Corporal Abel Redrup, a carter at Paddington, who joined the Army Service Corps in October 1915 aged 40 and with eight children. Promoted to corporal and mentioned in dispatches, he learned to drive lorries and motorbikes during his service. Making the best of his wartime experience, he took a job as a London Taxi Driver, earning much more than he had done before the war.
-Dennis Redrup, Grandson - M.K. Ginder & Sons

Mary Walker, a member of the Voluntary Aid Detachment (VAD), who nursed sick and injured servicemen from 1914 to 1920. She was based at Nunthorpe Hall Hospital in York, an Auxiliary Hospital which treated over 900 men throughout the War. The hospital was bombed in a Zeppelin raid on York in May 1916 – two bombs hitting the house and four landing in the garden. Unharmed, Mary lived a long life and continued to serve in the St John Ambulance Association.
-Nicola Walker, Great-Great Neice - A.B.Walker 

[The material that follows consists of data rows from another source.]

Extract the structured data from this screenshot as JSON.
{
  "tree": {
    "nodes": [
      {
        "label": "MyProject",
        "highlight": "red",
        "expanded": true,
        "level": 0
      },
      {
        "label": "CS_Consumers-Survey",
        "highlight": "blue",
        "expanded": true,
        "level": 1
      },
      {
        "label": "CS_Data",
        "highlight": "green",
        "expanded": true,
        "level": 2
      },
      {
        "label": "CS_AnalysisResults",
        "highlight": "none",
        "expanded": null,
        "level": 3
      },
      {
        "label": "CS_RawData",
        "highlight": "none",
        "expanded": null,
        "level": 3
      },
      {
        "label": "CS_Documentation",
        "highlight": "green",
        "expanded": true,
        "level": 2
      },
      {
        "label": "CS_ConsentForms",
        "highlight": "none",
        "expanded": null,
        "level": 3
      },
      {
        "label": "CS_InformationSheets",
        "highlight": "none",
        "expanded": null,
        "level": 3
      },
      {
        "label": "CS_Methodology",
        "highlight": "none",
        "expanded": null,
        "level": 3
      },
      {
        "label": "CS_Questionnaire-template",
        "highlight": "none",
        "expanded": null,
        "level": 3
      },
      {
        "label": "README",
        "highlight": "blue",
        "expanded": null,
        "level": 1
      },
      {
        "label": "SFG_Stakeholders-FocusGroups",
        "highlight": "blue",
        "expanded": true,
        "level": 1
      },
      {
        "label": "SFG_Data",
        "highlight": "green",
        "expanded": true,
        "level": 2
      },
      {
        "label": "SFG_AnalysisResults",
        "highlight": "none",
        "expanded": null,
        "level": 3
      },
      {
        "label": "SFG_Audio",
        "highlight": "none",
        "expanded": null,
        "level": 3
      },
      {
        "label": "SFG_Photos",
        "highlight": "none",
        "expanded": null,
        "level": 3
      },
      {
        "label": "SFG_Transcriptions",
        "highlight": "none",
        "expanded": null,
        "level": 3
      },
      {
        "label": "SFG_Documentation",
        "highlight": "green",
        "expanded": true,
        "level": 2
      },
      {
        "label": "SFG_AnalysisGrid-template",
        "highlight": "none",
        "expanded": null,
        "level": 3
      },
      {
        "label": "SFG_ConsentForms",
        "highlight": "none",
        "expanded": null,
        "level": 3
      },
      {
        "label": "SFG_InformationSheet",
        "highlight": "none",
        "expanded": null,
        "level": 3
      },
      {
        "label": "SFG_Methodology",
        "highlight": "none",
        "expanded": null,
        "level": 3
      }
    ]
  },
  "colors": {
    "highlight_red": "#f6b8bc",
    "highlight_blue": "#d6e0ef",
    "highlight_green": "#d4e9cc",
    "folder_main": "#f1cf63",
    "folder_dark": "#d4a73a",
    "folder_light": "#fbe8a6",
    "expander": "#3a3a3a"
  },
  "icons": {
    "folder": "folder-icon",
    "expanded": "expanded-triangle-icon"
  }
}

Rifleman Ronald Alfred Weaver, of the Isle of Wight, who volunteered for the Army aged only 18. He joined the Isle of Wight Rifles and landed at Suvla Bay Gallipoli on 9 August 1915 as part of the 54th East Anglian Division. Ronald was killed on 4 September 1915 and is buried in the 7th Field Ambulance Cemetery at Gallipoli.
-Caroline & Richard Weaver - Weaver Brothers 

 

The Royal British Legion’s Thank You campaign honours not only the 1.1 million British and Commonwealth Armed Forces who lost their lives in the First World War, but also those who played their part on the home front, and those who returned to build a better life for the benefit of generations to come.

Many events have been organised in the run-up to the 11th of November and there are lots of ways you can say Thank You. Whether your personal Thank You is an event dedicated to those who made a difference in your community, a visit to a place of significance, or a simple tweet, there’s no limit to the ways people can take part.

For ideas and more information visit the Thank You page on the Royal British Legion website or follow the hashtag #ThankYou100.

This year, as in previous years, £25 will be donated to The Royal British Legion or Poppyscotland for every eligible funeral plan sold by participating independent funeral directors or directly from Golden Charter.

* We would like to thank the management, staff and customers of the following funeral directors for sharing their Thank You stories with us.

  • Adair Funeral Directors
  • Anderson Funeral Directors
  • Brunton Funeral Directors
  • E Bush Funeral Directors
  • R & P Everson Funeral Directors
  • M. K. Ginder & Sons
  • B. Walker
  • Weaver Brothers

To see more Thank You from the Golden Charter network, download ‘Our Thank You’ booklet.